Grace School chair brings decades of experience to position


Photo courtesy of The Australian National University

Geoffrey Wiseman, a professor, career foreign service officer and expert on diplomatic theory and practice, will join DePaul University’s The Grace School of Applied Diplomacy as its inaugural endowed chair in applied diplomacy.

Geoffery Wiseman is the first endowed chair of the new Grace School of Applied Diplomacy at DePaul. He has had a varied, transprofessional career that embodies the Grace School’s diplomatic approach.

“I myself do not know of any other school of foreign service or school of diplomacy in the U.S. or elsewhere that has this transnational, transprofessional, applied diplomacy approach,” Wiseman said.

The Grace School was established at DePaul in 2019, after an anonymous $20 million gift to the university. 

 Wiseman brings decades of experience in a range of fields to his position at DePaul, from foreign service to international security and academia. 
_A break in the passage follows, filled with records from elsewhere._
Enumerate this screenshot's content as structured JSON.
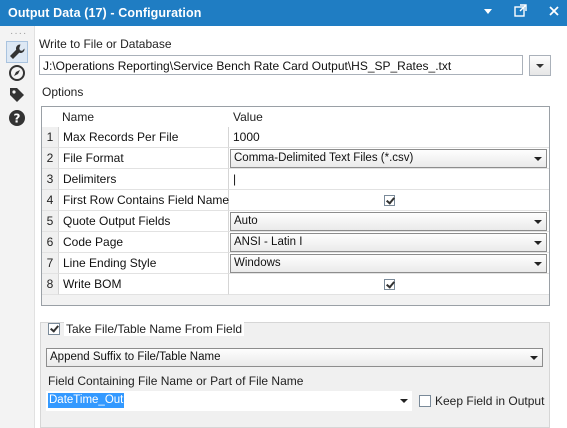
{
  "window": {
    "title": "Output Data (17) - Configuration"
  },
  "left_rail": {
    "icons": [
      "wrench-icon",
      "compass-icon",
      "tag-icon",
      "help-icon"
    ]
  },
  "write_to": {
    "label": "Write to File or Database",
    "path": "J:\\Operations Reporting\\Service Bench Rate Card Output\\HS_SP_Rates_.txt"
  },
  "options": {
    "label": "Options",
    "columns": [
      "Name",
      "Value"
    ],
    "rows": [
      {
        "num": "1",
        "name": "Max Records Per File",
        "value": "1000",
        "kind": "text"
      },
      {
        "num": "2",
        "name": "File Format",
        "value": "Comma-Delimited Text Files (*.csv)",
        "kind": "dropdown"
      },
      {
        "num": "3",
        "name": "Delimiters",
        "value": "|",
        "kind": "text"
      },
      {
        "num": "4",
        "name": "First Row Contains Field Names",
        "value": "checked",
        "kind": "checkbox"
      },
      {
        "num": "5",
        "name": "Quote Output Fields",
        "value": "Auto",
        "kind": "dropdown"
      },
      {
        "num": "6",
        "name": "Code Page",
        "value": "ANSI - Latin I",
        "kind": "dropdown"
      },
      {
        "num": "7",
        "name": "Line Ending Style",
        "value": "Windows",
        "kind": "dropdown"
      },
      {
        "num": "8",
        "name": "Write BOM",
        "value": "checked",
        "kind": "checkbox"
      }
    ]
  },
  "take_name": {
    "checkbox_label": "Take File/Table Name From Field",
    "checked": true,
    "mode": "Append Suffix to File/Table Name",
    "field_label": "Field Containing File Name or Part of File Name",
    "field_value": "DateTime_Out",
    "keep_label": "Keep Field in Output",
    "keep_checked": false
  }
}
He started his professional career off with a 12-year stint as a foreign service officer for the Australian Department of Foreign Affairs. During that time, he had three foreign postings (Stockholm, Hanoi and Brussels) before moving back to his home country to serve as an advisor to the Australian foreign minister. 

Then, after earning a doctorate from Oxford University, he went on to work in the international security sector in New York City at the Ford Foundation, which he described as “a fabulous place to work.” 

However, it wasn’t until he moved across the U.S. to teach at the University of Southern California, Wiseman said, that he began to shift his attention back to diplomatic studies, in a return of sorts to his foreign service roots.

“At the time, [diplomacy] didn’t really receive enough attention in the academic world,” Wiseman said. “It was becoming very apparent to me that new non-state actors were becoming more and more prominent … I began to realize that world politics is more than just what the great powers and permanent five members of the United Nations do.”

This realization stuck with him as he went on the work for the U.N. and then back to teaching at the Australian National University. 

At DePaul, he hopes to bring a more balanced study of diplomacy by emphasizing a more varied idea of diplomacy and focusing on NGOs and other non-state actors. 

The Grace School has a varied curriculum and pulls professors from various departments across DePaul, including international studies, geography and political science, and allows students to choose from 10 different concentrations

As a result of this multidisciplinary approach, he hopes to see Grace School graduates moving into different careers, from traditional diplomacy to jobs in the business world and beyond.

“I think that there’s so much more to life than having a single career,” he said. “I want to convey to students that there is great value in having a varied, transprofessional career.”

The value of the Grace School is that applied diplomacy courses help students learn to apply a diplomatic lens to different issues, putting them in a better position to solve many world problems.

Wiseman hopes to make The Grace School a major player “in the study and the practice of diplomacy in the United States and globally,” on par with Georgetown or Tufts’ Fletcher School. 

Far from being limited to government buildings or U.N. conference rooms, Wiseman says diplomacy spans all parts of life.

“You and I have a conversation based on implicit notions of etiquette and protocol,” he said. “That’s diplomacy.”